 On 19 May 1856, in a speech condemning the proslavery party in Kans., Senator Charles Sumner made insulting remarks about Senator Andrew Pickens (S.C.), including sexual innuendos and mocking references to a stroke-related speech impairment. On 22 May, after Sumner had failed to apologize for his behavior and the Senate had taken no action to censure him, Congressman Preston Brooks, Pickens's nephew, assaulted him on the Senate floor with a cane and caused severe brain damage, which kept Sumner's seat vacant until December 1859. Brooks resigned from the House, but was returned by his constituents. The episode further polarized southerners, who applauded Brooks, from northerners, who condemned southerners as fanatics capable of any violence. 

“Old Ironsides”

The US Navy's most famous ship, the USS Constitution was authorized on 27 March 1794 and launched on 21 October 1797. She served in the undeclared war with France, and in the wars with Barbary pirates she made five attacks on Tripoli from 25 July to 4 September 1804. Her dramatic victories in the War of 1812, especially over the HMS Guerrière (19 August 1812) and HMS Java (19 December 1812), gave major boosts to US morale. Her crew nicknamed her “Old Ironsides” after seeing several of the Guerrière's cannon balls bounce off her hull. She became a training ship in 1833, and has been permanently docked at Boston Navy Yard since 1897.
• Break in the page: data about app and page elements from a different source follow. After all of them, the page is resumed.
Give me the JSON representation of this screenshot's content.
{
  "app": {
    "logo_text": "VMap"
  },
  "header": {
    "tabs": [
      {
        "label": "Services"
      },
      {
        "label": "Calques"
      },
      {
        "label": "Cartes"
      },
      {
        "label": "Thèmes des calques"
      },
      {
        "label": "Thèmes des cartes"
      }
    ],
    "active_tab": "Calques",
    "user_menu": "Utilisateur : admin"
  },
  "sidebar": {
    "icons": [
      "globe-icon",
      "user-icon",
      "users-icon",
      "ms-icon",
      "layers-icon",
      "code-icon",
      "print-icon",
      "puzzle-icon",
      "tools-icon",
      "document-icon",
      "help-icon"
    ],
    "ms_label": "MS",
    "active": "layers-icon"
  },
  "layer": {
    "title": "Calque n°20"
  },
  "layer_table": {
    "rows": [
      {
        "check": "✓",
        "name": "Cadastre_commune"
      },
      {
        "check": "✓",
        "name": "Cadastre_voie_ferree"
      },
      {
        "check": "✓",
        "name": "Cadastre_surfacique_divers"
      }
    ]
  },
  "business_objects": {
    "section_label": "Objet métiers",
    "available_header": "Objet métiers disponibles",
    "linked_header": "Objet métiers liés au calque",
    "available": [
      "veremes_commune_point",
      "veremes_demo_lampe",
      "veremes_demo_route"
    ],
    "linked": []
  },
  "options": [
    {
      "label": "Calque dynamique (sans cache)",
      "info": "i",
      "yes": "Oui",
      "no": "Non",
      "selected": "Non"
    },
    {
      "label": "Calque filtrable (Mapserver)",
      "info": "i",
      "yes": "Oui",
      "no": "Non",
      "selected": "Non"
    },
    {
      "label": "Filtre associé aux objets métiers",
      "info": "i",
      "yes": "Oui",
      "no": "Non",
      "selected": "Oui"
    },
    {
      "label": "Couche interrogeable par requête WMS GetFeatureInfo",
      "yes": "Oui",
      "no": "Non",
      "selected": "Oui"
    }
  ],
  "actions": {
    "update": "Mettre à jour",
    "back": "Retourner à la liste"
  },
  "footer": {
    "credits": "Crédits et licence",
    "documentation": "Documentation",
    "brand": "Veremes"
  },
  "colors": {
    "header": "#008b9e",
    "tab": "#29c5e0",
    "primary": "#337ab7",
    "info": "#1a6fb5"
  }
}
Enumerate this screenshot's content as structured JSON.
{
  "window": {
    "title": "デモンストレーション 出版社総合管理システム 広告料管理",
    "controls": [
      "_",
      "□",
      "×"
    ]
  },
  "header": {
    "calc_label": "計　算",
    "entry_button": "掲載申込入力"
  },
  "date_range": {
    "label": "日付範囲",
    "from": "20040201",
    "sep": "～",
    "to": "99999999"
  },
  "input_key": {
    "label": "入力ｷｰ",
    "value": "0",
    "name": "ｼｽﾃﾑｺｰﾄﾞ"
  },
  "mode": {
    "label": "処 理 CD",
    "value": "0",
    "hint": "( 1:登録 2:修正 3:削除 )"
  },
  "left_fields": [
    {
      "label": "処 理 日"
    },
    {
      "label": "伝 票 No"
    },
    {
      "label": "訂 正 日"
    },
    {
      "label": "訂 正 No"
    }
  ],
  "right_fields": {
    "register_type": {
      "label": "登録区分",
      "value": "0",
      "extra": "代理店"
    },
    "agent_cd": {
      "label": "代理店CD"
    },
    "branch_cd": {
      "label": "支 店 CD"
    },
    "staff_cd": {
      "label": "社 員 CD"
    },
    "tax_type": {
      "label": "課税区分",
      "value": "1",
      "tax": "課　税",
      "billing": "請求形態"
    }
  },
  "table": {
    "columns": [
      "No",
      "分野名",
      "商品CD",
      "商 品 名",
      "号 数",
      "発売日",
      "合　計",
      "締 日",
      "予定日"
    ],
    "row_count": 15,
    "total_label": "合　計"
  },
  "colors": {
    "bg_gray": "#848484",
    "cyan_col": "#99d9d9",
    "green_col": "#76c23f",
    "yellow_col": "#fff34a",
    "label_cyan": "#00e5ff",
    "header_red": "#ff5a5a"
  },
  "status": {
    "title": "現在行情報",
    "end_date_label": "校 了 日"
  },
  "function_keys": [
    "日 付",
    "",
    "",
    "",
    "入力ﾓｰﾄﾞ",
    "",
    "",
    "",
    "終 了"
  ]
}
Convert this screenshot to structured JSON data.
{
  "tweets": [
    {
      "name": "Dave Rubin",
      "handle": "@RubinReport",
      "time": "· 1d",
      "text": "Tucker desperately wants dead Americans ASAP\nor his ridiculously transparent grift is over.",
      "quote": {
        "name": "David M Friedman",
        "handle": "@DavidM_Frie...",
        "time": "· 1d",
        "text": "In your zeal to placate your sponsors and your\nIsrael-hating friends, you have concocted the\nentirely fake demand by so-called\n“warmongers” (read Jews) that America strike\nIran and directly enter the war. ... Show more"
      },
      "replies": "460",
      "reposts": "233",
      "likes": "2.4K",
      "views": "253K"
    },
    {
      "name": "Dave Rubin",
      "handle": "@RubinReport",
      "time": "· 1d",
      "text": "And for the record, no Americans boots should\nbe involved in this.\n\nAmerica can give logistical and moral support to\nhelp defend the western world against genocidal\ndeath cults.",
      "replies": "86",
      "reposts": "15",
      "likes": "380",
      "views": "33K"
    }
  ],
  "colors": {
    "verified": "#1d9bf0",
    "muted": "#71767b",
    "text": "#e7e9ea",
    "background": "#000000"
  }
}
“Salary Grab” Act

(3 March 1873)    Congress raised its own pay from $5,000 to $7,500 (retroactive for two years), doubled the president's salary to $50,000, and increased compensation for the Supreme Court. Public outrage led Congress to repeal its own pay increases on 20 January 1874, although salaries for the president and Supreme Court were not reduced.